(DATA RECORDS)
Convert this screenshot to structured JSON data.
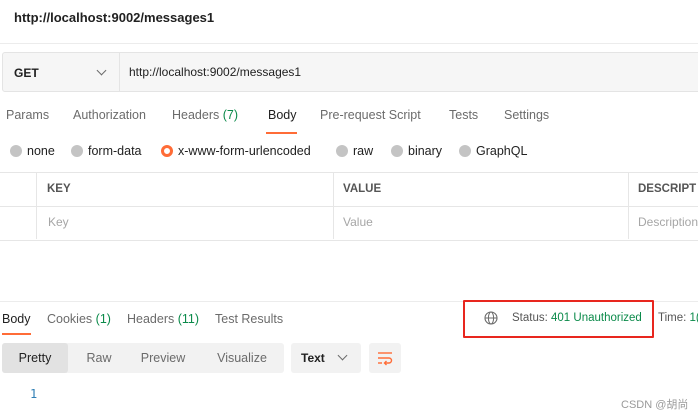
{
  "request": {
    "title": "http://localhost:9002/messages1",
    "method": "GET",
    "url": "http://localhost:9002/messages1"
  },
  "request_tabs": [
    {
      "label": "Params"
    },
    {
      "label": "Authorization"
    },
    {
      "label": "Headers",
      "count": "(7)"
    },
    {
      "label": "Body"
    },
    {
      "label": "Pre-request Script"
    },
    {
      "label": "Tests"
    },
    {
      "label": "Settings"
    }
  ],
  "body_types": [
    {
      "label": "none"
    },
    {
      "label": "form-data"
    },
    {
      "label": "x-www-form-urlencoded",
      "selected": true
    },
    {
      "label": "raw"
    },
    {
      "label": "binary"
    },
    {
      "label": "GraphQL"
    }
  ],
  "kv_table": {
    "headers": [
      "KEY",
      "VALUE",
      "DESCRIPT"
    ],
    "placeholders": [
      "Key",
      "Value",
      "Description"
    ]
  },
  "response_tabs": [
    {
      "label": "Body"
    },
    {
      "label": "Cookies",
      "count": "(1)"
    },
    {
      "label": "Headers",
      "count": "(11)"
    },
    {
      "label": "Test Results"
    }
  ],
  "response_status": {
    "label": "Status:",
    "value": "401 Unauthorized",
    "time_label": "Time:",
    "time_value": "1("
  },
  "view_modes": [
    "Pretty",
    "Raw",
    "Preview",
    "Visualize"
  ],
  "format": "Text",
  "code": {
    "line_number": "1"
  },
  "watermark": "CSDN @胡尚",
  "colors": {
    "accent": "#ff6c37",
    "success": "#0b8a4a",
    "highlight_box": "#e8261e"
  }
}
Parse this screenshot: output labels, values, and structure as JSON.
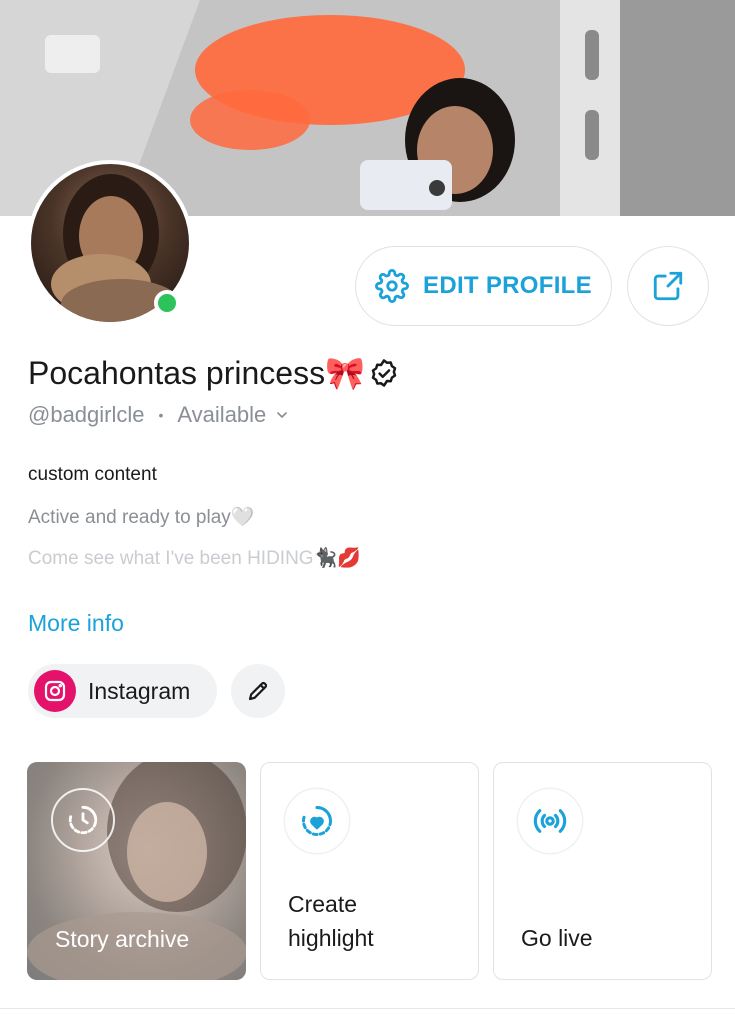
{
  "profile": {
    "display_name": "Pocahontas princess🎀",
    "handle": "@badgirlcle",
    "status": "Available",
    "bio": {
      "line1": "custom content",
      "line2": "Active and ready to play🤍",
      "line3": "Come see what I've been HIDING🐈‍⬛💋"
    },
    "more_info": "More info",
    "online": true
  },
  "actions": {
    "edit_profile": "EDIT PROFILE",
    "share_icon": "share-icon"
  },
  "links": {
    "instagram_label": "Instagram"
  },
  "cards": [
    {
      "label": "Story archive",
      "icon": "history-clock-icon"
    },
    {
      "label": "Create highlight",
      "icon": "heart-circle-icon"
    },
    {
      "label": "Go live",
      "icon": "broadcast-icon"
    }
  ],
  "colors": {
    "accent": "#1ba2d8",
    "online": "#2ec35a",
    "instagram": "#e4126b"
  }
}
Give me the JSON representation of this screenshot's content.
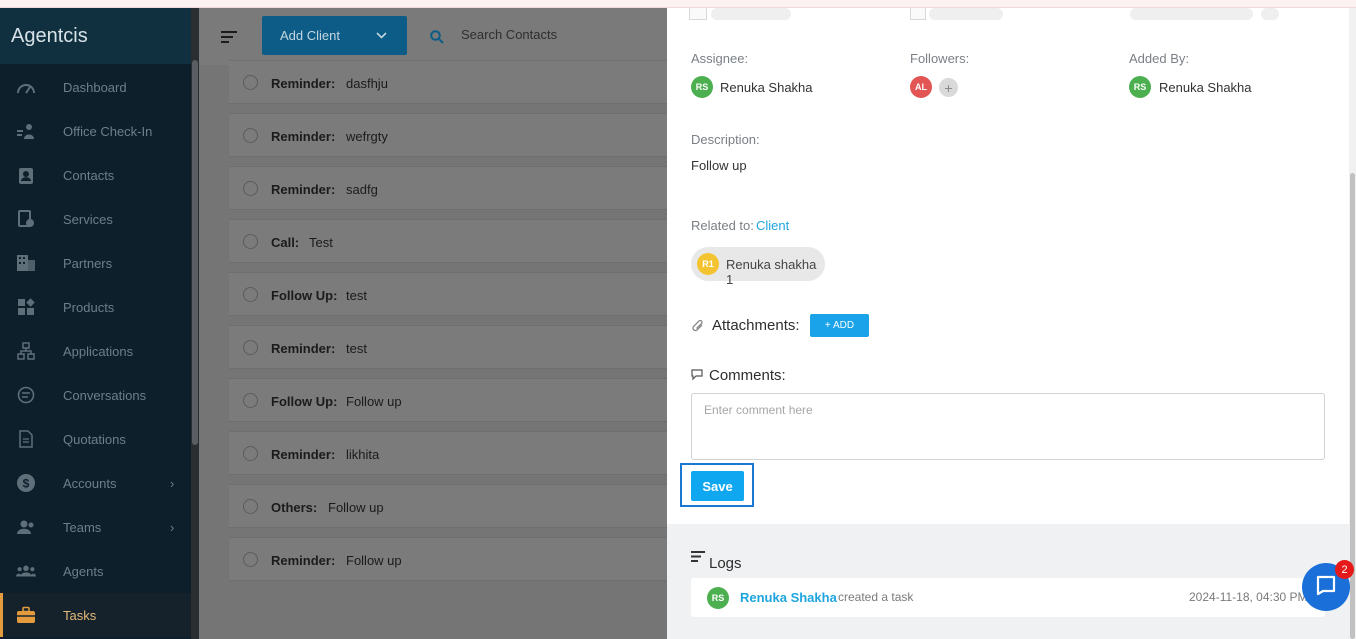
{
  "sidebar": {
    "brand": "Agentcis",
    "items": [
      {
        "label": "Dashboard",
        "icon": "dashboard-icon"
      },
      {
        "label": "Office Check-In",
        "icon": "check-in-icon"
      },
      {
        "label": "Contacts",
        "icon": "contacts-icon"
      },
      {
        "label": "Services",
        "icon": "services-icon"
      },
      {
        "label": "Partners",
        "icon": "partners-icon"
      },
      {
        "label": "Products",
        "icon": "products-icon"
      },
      {
        "label": "Applications",
        "icon": "applications-icon"
      },
      {
        "label": "Conversations",
        "icon": "conversations-icon"
      },
      {
        "label": "Quotations",
        "icon": "quotations-icon"
      },
      {
        "label": "Accounts",
        "icon": "accounts-icon",
        "has_submenu": true
      },
      {
        "label": "Teams",
        "icon": "teams-icon",
        "has_submenu": true
      },
      {
        "label": "Agents",
        "icon": "agents-icon"
      },
      {
        "label": "Tasks",
        "icon": "tasks-icon",
        "active": true
      }
    ]
  },
  "header": {
    "add_client_label": "Add Client",
    "search_placeholder": "Search Contacts"
  },
  "tasks": [
    {
      "type": "Reminder:",
      "title": "dasfhju"
    },
    {
      "type": "Reminder:",
      "title": "wefrgty"
    },
    {
      "type": "Reminder:",
      "title": "sadfg"
    },
    {
      "type": "Call:",
      "title": "Test"
    },
    {
      "type": "Follow Up:",
      "title": "test"
    },
    {
      "type": "Reminder:",
      "title": "test"
    },
    {
      "type": "Follow Up:",
      "title": "Follow up"
    },
    {
      "type": "Reminder:",
      "title": "likhita"
    },
    {
      "type": "Others:",
      "title": "Follow up"
    },
    {
      "type": "Reminder:",
      "title": "Follow up"
    }
  ],
  "detail": {
    "assignee_label": "Assignee:",
    "assignee": {
      "initials": "RS",
      "name": "Renuka Shakha"
    },
    "followers_label": "Followers:",
    "followers": [
      {
        "initials": "AL"
      }
    ],
    "followers_add": "+",
    "added_by_label": "Added By:",
    "added_by": {
      "initials": "RS",
      "name": "Renuka Shakha"
    },
    "description_label": "Description:",
    "description": "Follow up",
    "related_label": "Related to:",
    "related_type": "Client",
    "related_client": {
      "initials": "R1",
      "name": "Renuka shakha 1"
    },
    "attachments_label": "Attachments:",
    "attachments_add": "+ ADD",
    "comments_label": "Comments:",
    "comment_placeholder": "Enter comment here",
    "save_label": "Save",
    "logs_label": "Logs",
    "logs": [
      {
        "initials": "RS",
        "user": "Renuka Shakha",
        "action": "created a task",
        "timestamp": "2024-11-18, 04:30 PM"
      }
    ]
  },
  "chat": {
    "badge": "2"
  },
  "colors": {
    "sidebar_bg": "#0c1f2b",
    "active_accent": "#e39b3d",
    "primary": "#0fa7f0",
    "link": "#1ea5e0",
    "avatar_green": "#4caf50",
    "avatar_red": "#e35454",
    "avatar_yellow": "#f4c430"
  }
}
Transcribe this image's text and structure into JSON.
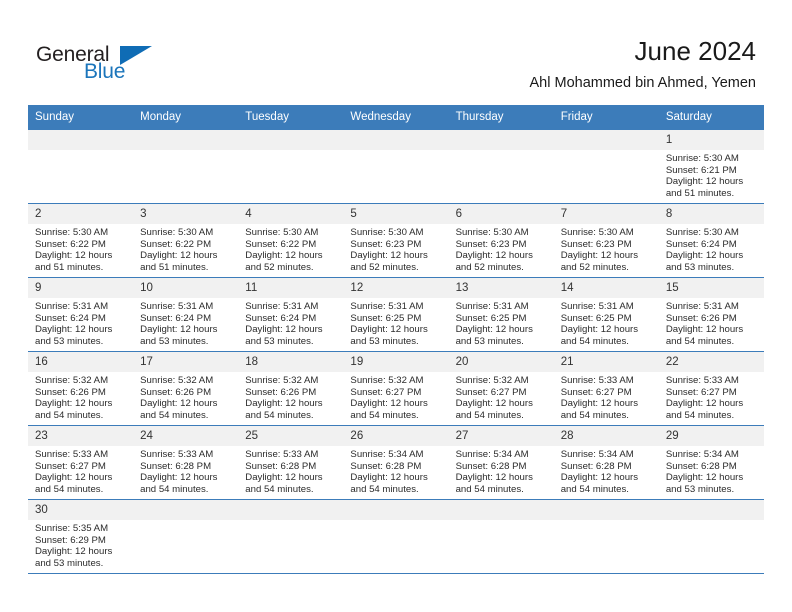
{
  "logo": {
    "part1": "General",
    "part2": "Blue",
    "triangle_color": "#0f6cb5"
  },
  "header": {
    "title": "June 2024",
    "subtitle": "Ahl Mohammed bin Ahmed, Yemen",
    "accent_color": "#3c7cba",
    "daynum_band_color": "#f1f1f1"
  },
  "weekday_headers": [
    "Sunday",
    "Monday",
    "Tuesday",
    "Wednesday",
    "Thursday",
    "Friday",
    "Saturday"
  ],
  "labels": {
    "sunrise_prefix": "Sunrise:",
    "sunset_prefix": "Sunset:",
    "daylight_prefix": "Daylight:"
  },
  "weeks": [
    [
      {
        "day": "",
        "sunrise": "",
        "sunset": "",
        "daylight_line1": "",
        "daylight_line2": ""
      },
      {
        "day": "",
        "sunrise": "",
        "sunset": "",
        "daylight_line1": "",
        "daylight_line2": ""
      },
      {
        "day": "",
        "sunrise": "",
        "sunset": "",
        "daylight_line1": "",
        "daylight_line2": ""
      },
      {
        "day": "",
        "sunrise": "",
        "sunset": "",
        "daylight_line1": "",
        "daylight_line2": ""
      },
      {
        "day": "",
        "sunrise": "",
        "sunset": "",
        "daylight_line1": "",
        "daylight_line2": ""
      },
      {
        "day": "",
        "sunrise": "",
        "sunset": "",
        "daylight_line1": "",
        "daylight_line2": ""
      },
      {
        "day": "1",
        "sunrise": "Sunrise: 5:30 AM",
        "sunset": "Sunset: 6:21 PM",
        "daylight_line1": "Daylight: 12 hours",
        "daylight_line2": "and 51 minutes."
      }
    ],
    [
      {
        "day": "2",
        "sunrise": "Sunrise: 5:30 AM",
        "sunset": "Sunset: 6:22 PM",
        "daylight_line1": "Daylight: 12 hours",
        "daylight_line2": "and 51 minutes."
      },
      {
        "day": "3",
        "sunrise": "Sunrise: 5:30 AM",
        "sunset": "Sunset: 6:22 PM",
        "daylight_line1": "Daylight: 12 hours",
        "daylight_line2": "and 51 minutes."
      },
      {
        "day": "4",
        "sunrise": "Sunrise: 5:30 AM",
        "sunset": "Sunset: 6:22 PM",
        "daylight_line1": "Daylight: 12 hours",
        "daylight_line2": "and 52 minutes."
      },
      {
        "day": "5",
        "sunrise": "Sunrise: 5:30 AM",
        "sunset": "Sunset: 6:23 PM",
        "daylight_line1": "Daylight: 12 hours",
        "daylight_line2": "and 52 minutes."
      },
      {
        "day": "6",
        "sunrise": "Sunrise: 5:30 AM",
        "sunset": "Sunset: 6:23 PM",
        "daylight_line1": "Daylight: 12 hours",
        "daylight_line2": "and 52 minutes."
      },
      {
        "day": "7",
        "sunrise": "Sunrise: 5:30 AM",
        "sunset": "Sunset: 6:23 PM",
        "daylight_line1": "Daylight: 12 hours",
        "daylight_line2": "and 52 minutes."
      },
      {
        "day": "8",
        "sunrise": "Sunrise: 5:30 AM",
        "sunset": "Sunset: 6:24 PM",
        "daylight_line1": "Daylight: 12 hours",
        "daylight_line2": "and 53 minutes."
      }
    ],
    [
      {
        "day": "9",
        "sunrise": "Sunrise: 5:31 AM",
        "sunset": "Sunset: 6:24 PM",
        "daylight_line1": "Daylight: 12 hours",
        "daylight_line2": "and 53 minutes."
      },
      {
        "day": "10",
        "sunrise": "Sunrise: 5:31 AM",
        "sunset": "Sunset: 6:24 PM",
        "daylight_line1": "Daylight: 12 hours",
        "daylight_line2": "and 53 minutes."
      },
      {
        "day": "11",
        "sunrise": "Sunrise: 5:31 AM",
        "sunset": "Sunset: 6:24 PM",
        "daylight_line1": "Daylight: 12 hours",
        "daylight_line2": "and 53 minutes."
      },
      {
        "day": "12",
        "sunrise": "Sunrise: 5:31 AM",
        "sunset": "Sunset: 6:25 PM",
        "daylight_line1": "Daylight: 12 hours",
        "daylight_line2": "and 53 minutes."
      },
      {
        "day": "13",
        "sunrise": "Sunrise: 5:31 AM",
        "sunset": "Sunset: 6:25 PM",
        "daylight_line1": "Daylight: 12 hours",
        "daylight_line2": "and 53 minutes."
      },
      {
        "day": "14",
        "sunrise": "Sunrise: 5:31 AM",
        "sunset": "Sunset: 6:25 PM",
        "daylight_line1": "Daylight: 12 hours",
        "daylight_line2": "and 54 minutes."
      },
      {
        "day": "15",
        "sunrise": "Sunrise: 5:31 AM",
        "sunset": "Sunset: 6:26 PM",
        "daylight_line1": "Daylight: 12 hours",
        "daylight_line2": "and 54 minutes."
      }
    ],
    [
      {
        "day": "16",
        "sunrise": "Sunrise: 5:32 AM",
        "sunset": "Sunset: 6:26 PM",
        "daylight_line1": "Daylight: 12 hours",
        "daylight_line2": "and 54 minutes."
      },
      {
        "day": "17",
        "sunrise": "Sunrise: 5:32 AM",
        "sunset": "Sunset: 6:26 PM",
        "daylight_line1": "Daylight: 12 hours",
        "daylight_line2": "and 54 minutes."
      },
      {
        "day": "18",
        "sunrise": "Sunrise: 5:32 AM",
        "sunset": "Sunset: 6:26 PM",
        "daylight_line1": "Daylight: 12 hours",
        "daylight_line2": "and 54 minutes."
      },
      {
        "day": "19",
        "sunrise": "Sunrise: 5:32 AM",
        "sunset": "Sunset: 6:27 PM",
        "daylight_line1": "Daylight: 12 hours",
        "daylight_line2": "and 54 minutes."
      },
      {
        "day": "20",
        "sunrise": "Sunrise: 5:32 AM",
        "sunset": "Sunset: 6:27 PM",
        "daylight_line1": "Daylight: 12 hours",
        "daylight_line2": "and 54 minutes."
      },
      {
        "day": "21",
        "sunrise": "Sunrise: 5:33 AM",
        "sunset": "Sunset: 6:27 PM",
        "daylight_line1": "Daylight: 12 hours",
        "daylight_line2": "and 54 minutes."
      },
      {
        "day": "22",
        "sunrise": "Sunrise: 5:33 AM",
        "sunset": "Sunset: 6:27 PM",
        "daylight_line1": "Daylight: 12 hours",
        "daylight_line2": "and 54 minutes."
      }
    ],
    [
      {
        "day": "23",
        "sunrise": "Sunrise: 5:33 AM",
        "sunset": "Sunset: 6:27 PM",
        "daylight_line1": "Daylight: 12 hours",
        "daylight_line2": "and 54 minutes."
      },
      {
        "day": "24",
        "sunrise": "Sunrise: 5:33 AM",
        "sunset": "Sunset: 6:28 PM",
        "daylight_line1": "Daylight: 12 hours",
        "daylight_line2": "and 54 minutes."
      },
      {
        "day": "25",
        "sunrise": "Sunrise: 5:33 AM",
        "sunset": "Sunset: 6:28 PM",
        "daylight_line1": "Daylight: 12 hours",
        "daylight_line2": "and 54 minutes."
      },
      {
        "day": "26",
        "sunrise": "Sunrise: 5:34 AM",
        "sunset": "Sunset: 6:28 PM",
        "daylight_line1": "Daylight: 12 hours",
        "daylight_line2": "and 54 minutes."
      },
      {
        "day": "27",
        "sunrise": "Sunrise: 5:34 AM",
        "sunset": "Sunset: 6:28 PM",
        "daylight_line1": "Daylight: 12 hours",
        "daylight_line2": "and 54 minutes."
      },
      {
        "day": "28",
        "sunrise": "Sunrise: 5:34 AM",
        "sunset": "Sunset: 6:28 PM",
        "daylight_line1": "Daylight: 12 hours",
        "daylight_line2": "and 54 minutes."
      },
      {
        "day": "29",
        "sunrise": "Sunrise: 5:34 AM",
        "sunset": "Sunset: 6:28 PM",
        "daylight_line1": "Daylight: 12 hours",
        "daylight_line2": "and 53 minutes."
      }
    ],
    [
      {
        "day": "30",
        "sunrise": "Sunrise: 5:35 AM",
        "sunset": "Sunset: 6:29 PM",
        "daylight_line1": "Daylight: 12 hours",
        "daylight_line2": "and 53 minutes."
      },
      {
        "day": "",
        "sunrise": "",
        "sunset": "",
        "daylight_line1": "",
        "daylight_line2": ""
      },
      {
        "day": "",
        "sunrise": "",
        "sunset": "",
        "daylight_line1": "",
        "daylight_line2": ""
      },
      {
        "day": "",
        "sunrise": "",
        "sunset": "",
        "daylight_line1": "",
        "daylight_line2": ""
      },
      {
        "day": "",
        "sunrise": "",
        "sunset": "",
        "daylight_line1": "",
        "daylight_line2": ""
      },
      {
        "day": "",
        "sunrise": "",
        "sunset": "",
        "daylight_line1": "",
        "daylight_line2": ""
      },
      {
        "day": "",
        "sunrise": "",
        "sunset": "",
        "daylight_line1": "",
        "daylight_line2": ""
      }
    ]
  ]
}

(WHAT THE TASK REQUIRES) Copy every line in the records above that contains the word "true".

(TASK SOLUTION)
      "selected": true
    "online": true
        "has_submenu": true
        "has_submenu": true
        "active": true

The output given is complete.